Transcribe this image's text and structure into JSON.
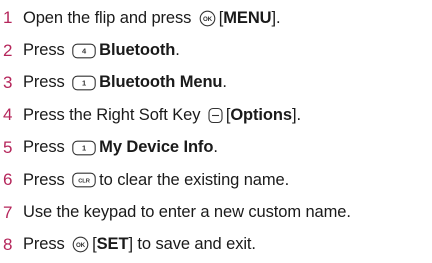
{
  "steps": [
    {
      "number": "1",
      "parts": [
        {
          "t": "text",
          "v": "Open the flip and press "
        },
        {
          "t": "key",
          "icon": "ok-button-icon"
        },
        {
          "t": "text",
          "v": "["
        },
        {
          "t": "bold",
          "v": "MENU"
        },
        {
          "t": "text",
          "v": "]."
        }
      ]
    },
    {
      "number": "2",
      "parts": [
        {
          "t": "text",
          "v": "Press "
        },
        {
          "t": "key",
          "icon": "key-4-icon",
          "label": "4"
        },
        {
          "t": "bold",
          "v": "Bluetooth"
        },
        {
          "t": "text",
          "v": "."
        }
      ]
    },
    {
      "number": "3",
      "parts": [
        {
          "t": "text",
          "v": "Press "
        },
        {
          "t": "key",
          "icon": "key-1-icon",
          "label": "1"
        },
        {
          "t": "bold",
          "v": "Bluetooth Menu"
        },
        {
          "t": "text",
          "v": "."
        }
      ]
    },
    {
      "number": "4",
      "parts": [
        {
          "t": "text",
          "v": "Press the Right Soft Key "
        },
        {
          "t": "key",
          "icon": "right-soft-key-icon"
        },
        {
          "t": "text",
          "v": "["
        },
        {
          "t": "bold",
          "v": "Options"
        },
        {
          "t": "text",
          "v": "]."
        }
      ]
    },
    {
      "number": "5",
      "parts": [
        {
          "t": "text",
          "v": "Press "
        },
        {
          "t": "key",
          "icon": "key-1-icon",
          "label": "1"
        },
        {
          "t": "bold",
          "v": "My Device Info"
        },
        {
          "t": "text",
          "v": "."
        }
      ]
    },
    {
      "number": "6",
      "parts": [
        {
          "t": "text",
          "v": "Press "
        },
        {
          "t": "key",
          "icon": "clear-key-icon",
          "label": "CLR"
        },
        {
          "t": "text",
          "v": "to clear the existing name."
        }
      ]
    },
    {
      "number": "7",
      "parts": [
        {
          "t": "text",
          "v": "Use the keypad to enter a new custom name."
        }
      ]
    },
    {
      "number": "8",
      "parts": [
        {
          "t": "text",
          "v": "Press "
        },
        {
          "t": "key",
          "icon": "ok-button-icon"
        },
        {
          "t": "text",
          "v": "["
        },
        {
          "t": "bold",
          "v": "SET"
        },
        {
          "t": "text",
          "v": "] to save and exit."
        }
      ]
    }
  ],
  "colors": {
    "step_number": "#b5265b",
    "text": "#1a1a1a",
    "key_outline": "#333333"
  }
}
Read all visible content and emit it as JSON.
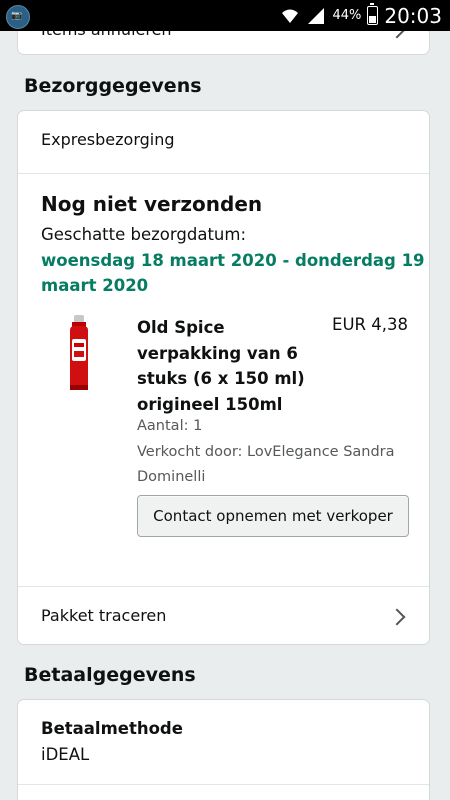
{
  "status_bar": {
    "battery": "44%",
    "time": "20:03"
  },
  "top_card": {
    "label": "Items annuleren"
  },
  "delivery": {
    "section_title": "Bezorggegevens",
    "shipping_method": "Expresbezorging",
    "status_heading": "Nog niet verzonden",
    "estimate_label": "Geschatte bezorgdatum:",
    "estimate_line1": "woensdag 18 maart 2020 - donderdag 19",
    "estimate_line2": "maart 2020",
    "item": {
      "title_lines": [
        "Old Spice",
        "verpakking van 6",
        "stuks (6 x 150 ml)",
        "origineel 150ml"
      ],
      "price": "EUR 4,38",
      "quantity": "Aantal: 1",
      "seller_line1": "Verkocht door: LovElegance Sandra",
      "seller_line2": "Dominelli",
      "contact_button": "Contact opnemen met verkoper"
    },
    "track_label": "Pakket traceren"
  },
  "payment": {
    "section_title": "Betaalgegevens",
    "method_label": "Betaalmethode",
    "method_value": "iDEAL"
  },
  "colors": {
    "accent_green": "#067d62",
    "background": "#eaeded"
  }
}
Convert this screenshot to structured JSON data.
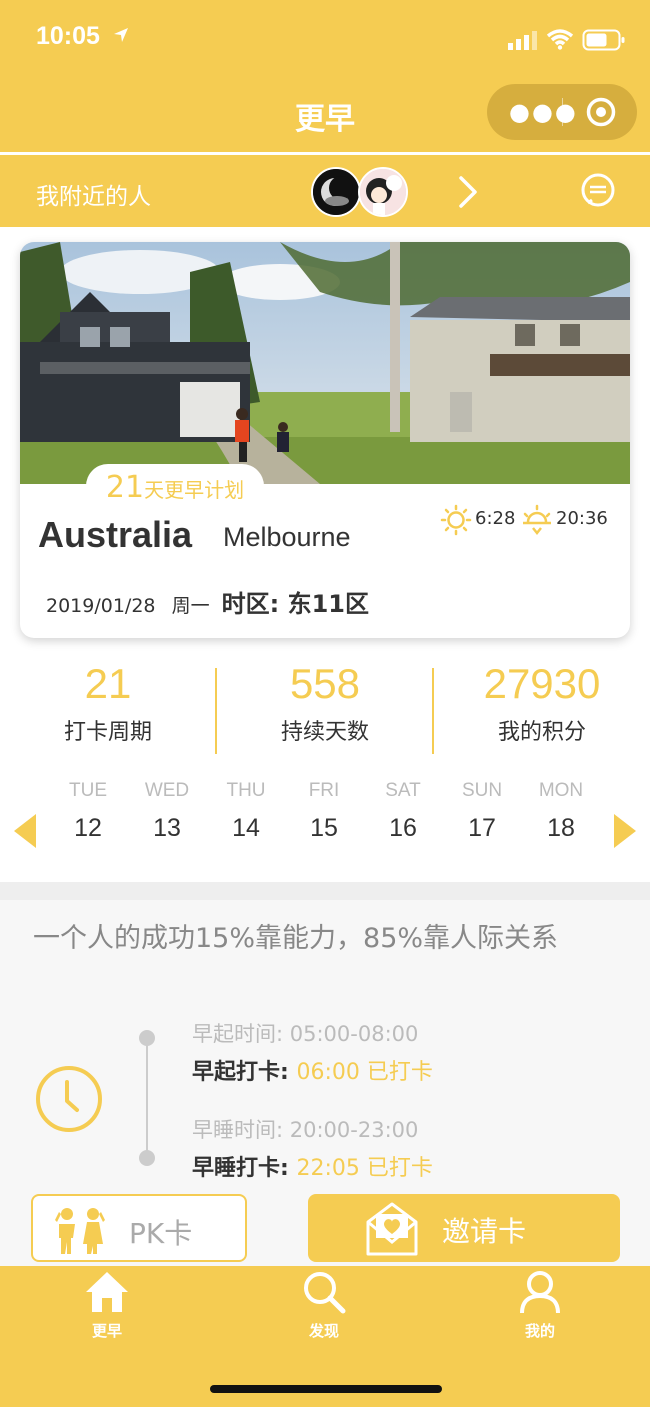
{
  "status_bar": {
    "time": "10:05"
  },
  "nav": {
    "title": "更早"
  },
  "nearby": {
    "label": "我附近的人"
  },
  "card": {
    "plan_days": "21",
    "plan_text": "天更早计划",
    "country": "Australia",
    "city": "Melbourne",
    "sunrise": "6:28",
    "sunset": "20:36",
    "date": "2019/01/28",
    "weekday": "周一",
    "timezone": "时区: 东11区"
  },
  "stats": [
    {
      "value": "21",
      "label": "打卡周期"
    },
    {
      "value": "558",
      "label": "持续天数"
    },
    {
      "value": "27930",
      "label": "我的积分"
    }
  ],
  "week": [
    {
      "name": "TUE",
      "date": "12"
    },
    {
      "name": "WED",
      "date": "13"
    },
    {
      "name": "THU",
      "date": "14"
    },
    {
      "name": "FRI",
      "date": "15"
    },
    {
      "name": "SAT",
      "date": "16"
    },
    {
      "name": "SUN",
      "date": "17"
    },
    {
      "name": "MON",
      "date": "18"
    }
  ],
  "quote": "一个人的成功15%靠能力，85%靠人际关系",
  "schedule": {
    "wake_range": "早起时间: 05:00-08:00",
    "wake_label": "早起打卡:",
    "wake_status": "06:00 已打卡",
    "sleep_range": "早睡时间: 20:00-23:00",
    "sleep_label": "早睡打卡:",
    "sleep_status": "22:05 已打卡"
  },
  "buttons": {
    "pk": "PK卡",
    "invite": "邀请卡"
  },
  "tabs": [
    {
      "label": "更早",
      "icon": "home-icon"
    },
    {
      "label": "发现",
      "icon": "search-icon"
    },
    {
      "label": "我的",
      "icon": "user-icon"
    }
  ],
  "colors": {
    "accent": "#F5CC52",
    "accent_dark": "#D6AE3E"
  }
}
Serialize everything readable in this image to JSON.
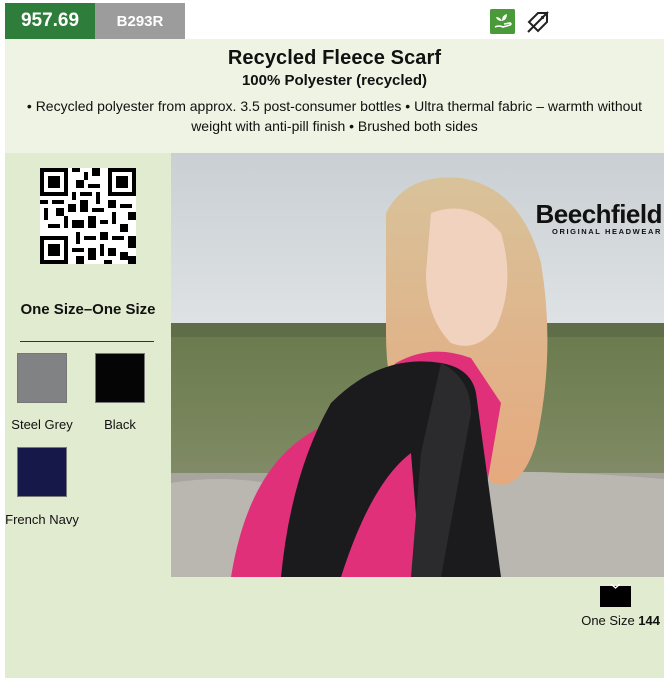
{
  "product": {
    "code": "957.69",
    "reference": "B293R",
    "title": "Recycled Fleece Scarf",
    "material": "100% Polyester (recycled)",
    "description": "• Recycled polyester from approx. 3.5 post-consumer bottles • Ultra thermal fabric – warmth without weight with anti-pill finish • Brushed both sides"
  },
  "badges": {
    "code_bg": "#2e7d3a",
    "ref_bg": "#9c9c9c",
    "icons": [
      "eco-sustainable-icon",
      "no-label-tag-icon"
    ]
  },
  "sidebar": {
    "qr_icon": "qr-code-icon",
    "size_title": "One Size–One Size",
    "colors": [
      {
        "name": "Steel Grey",
        "hex": "#808283"
      },
      {
        "name": "Black",
        "hex": "#050505"
      },
      {
        "name": "French Navy",
        "hex": "#16184a"
      }
    ]
  },
  "brand": {
    "name": "Beechfield",
    "tagline": "ORIGINAL HEADWEAR"
  },
  "sizes": {
    "icon": "packaging-box-icon",
    "label": "One Size",
    "quantity": "144"
  }
}
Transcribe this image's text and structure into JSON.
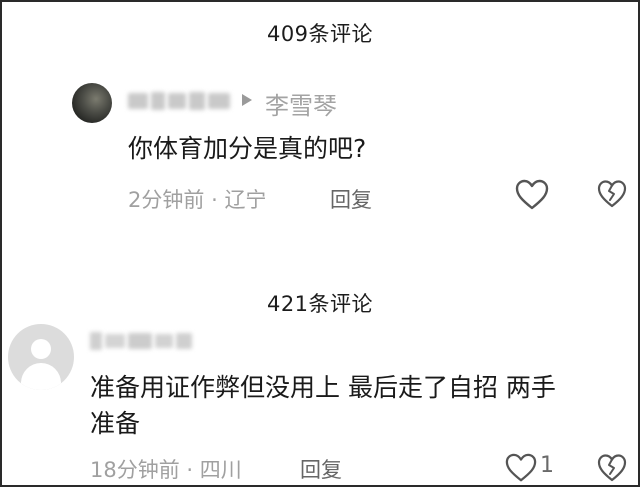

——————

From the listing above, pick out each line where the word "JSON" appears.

Transcribe this image's text and structure into JSON.
Read all visible content and emit it as JSON.
Convert this screenshot to structured JSON data.
Serialize everything readable in this image to JSON.
Transcribe this image's text and structure into JSON.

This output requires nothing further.